Best Practice: Conventions for Return Codes
As discussed in the Best Practice on Conventions for Job Entry/Exit/Return Points, Talend jobs should have a clear methodology, structure, and defined standards on where and how a job starts and stops. Knowing the state upon entry to, exit from, or return from a Job can dramatically improve code structure, error handling, operational management, monitoring, notification, and debugging of these code modules.
Defining a common use mechanism for Job Return Codes not only deliver enterprise standards, they provide useful information about a jobs' execution and the hand-off between other connected jobs and/or joblets.
Talend components tDie and tWarn are discussed in more detail in the Best Practice on Design Elements for Job Components, however it is important to mention them here as they provide the means to specify the preferred Return Code from any job. These two components are also well defined in the Talend Component Reference Guide and can be found for use in the Logs & Errors palette of the Talend Studio.
User defined messages for the tDie/tWarn components, a string value, are programmatically available in the DIE_MESSAGES and WARN_MESSAGES global variables, respectively.
tLogCatcher is a closely related component which when used, catches tDie/tWarn invocations. A failed components' generated ERROR_MESSAGE is further detailed in the Best Practice on Conventions for Logging.

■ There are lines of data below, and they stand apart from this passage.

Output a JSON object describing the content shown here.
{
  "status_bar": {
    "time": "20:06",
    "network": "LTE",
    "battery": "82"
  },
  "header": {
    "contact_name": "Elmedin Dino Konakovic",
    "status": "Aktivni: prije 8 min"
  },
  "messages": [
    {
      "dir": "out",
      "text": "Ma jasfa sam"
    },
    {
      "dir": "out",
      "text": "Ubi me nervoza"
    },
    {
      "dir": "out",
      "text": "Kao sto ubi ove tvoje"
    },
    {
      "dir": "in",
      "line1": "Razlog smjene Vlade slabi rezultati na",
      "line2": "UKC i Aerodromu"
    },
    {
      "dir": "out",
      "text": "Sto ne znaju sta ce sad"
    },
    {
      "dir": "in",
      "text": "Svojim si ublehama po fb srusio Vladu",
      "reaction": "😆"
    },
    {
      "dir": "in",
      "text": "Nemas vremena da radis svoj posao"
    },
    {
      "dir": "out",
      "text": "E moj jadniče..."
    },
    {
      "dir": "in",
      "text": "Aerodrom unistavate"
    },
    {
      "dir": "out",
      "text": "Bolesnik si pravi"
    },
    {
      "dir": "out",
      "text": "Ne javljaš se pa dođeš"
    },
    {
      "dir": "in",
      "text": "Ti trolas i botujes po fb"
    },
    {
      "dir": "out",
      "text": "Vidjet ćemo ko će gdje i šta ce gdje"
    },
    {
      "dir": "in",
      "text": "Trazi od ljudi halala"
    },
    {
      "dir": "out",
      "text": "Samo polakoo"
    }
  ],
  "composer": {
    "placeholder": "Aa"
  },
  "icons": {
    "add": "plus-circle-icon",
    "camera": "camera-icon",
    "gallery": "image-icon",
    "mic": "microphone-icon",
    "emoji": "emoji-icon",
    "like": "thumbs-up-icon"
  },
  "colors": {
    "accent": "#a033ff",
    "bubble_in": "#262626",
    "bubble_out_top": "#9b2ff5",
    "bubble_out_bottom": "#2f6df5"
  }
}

The tDie/tWarn components organize a jobs exit using Priority Levels, an integer value, which are programmatically available in the DIE_PRIORITY and WARN_PRIORITY global variables, respectively. At lease one Priority Level must be selected.
|TRACE||Fine-grained informational events that track job execution line by line|
|DEBUG||Medium-grained informational events that are most useful when debugging|
|INFO||Coarse-grained informational events to highlight execution process|
|WARNING||Potentially harmful events where execution process continues|
|ERROR||Problematic events where execution process may or may not continue|
|FATAL||Critical events where execution process aborts|
As TRACE and DEBUG Priority Levels can generate a huge amount of detail, the recommended best practice is to limit their use to actual debugging scenarios and rarely or never use them in a production environment.
For the remaining Priorities, the recommend best practice is to adopt programming conventions to be widely used across jobs and projects within the enterprise.
It is highly recommended that jobs utilize these tDie/tWarn components and that, in-conjunction with the Priority Levels, well defined Return Codes, are established and enforced.
These can be simple binary values that return 1=true/0=false, or 1=unsuccessful/0=successful. These can also be complex where returned values encode specialized meaning on the job/components condition.
The following example of a complex offers one possible convention.
Return Code Example
Have the Return Code defined as a 4 digit number where the first digit designates the Priority Level which allows calling jobs to determine the nature of the Return Code (as organized above).
The second digit designates a System Level which identifies where the code was generated.
The last two digits a specific Condition Type which when coupled with the first two digits clearly isolate what has occurred that warrants the Return Code.
|PRIORITY LEVEL||PRIORITY CODE|
|SYSTEM LEVEL||SYSTEM CODE|
|TYPE LEVEL||TYPE CODE|
|RETURN CODE||SAMPLE MESSAGE|
|3605||Open File Successful|
|4304||Disk Space is Low|
|5701||Invalid DB Login|
Other numbering schemes will work just as well as long as the best practice is to have well defined Return Codes and wide adoption.
Jobs should have well defined entry/exit/return points, and along with them an established standard for Job Return Codes.
It is highly recommended to design them to provide flexibility when new codes are required so they can be easily added and to construct them to support a variety of conditions that can be programmatically controlled and monitored.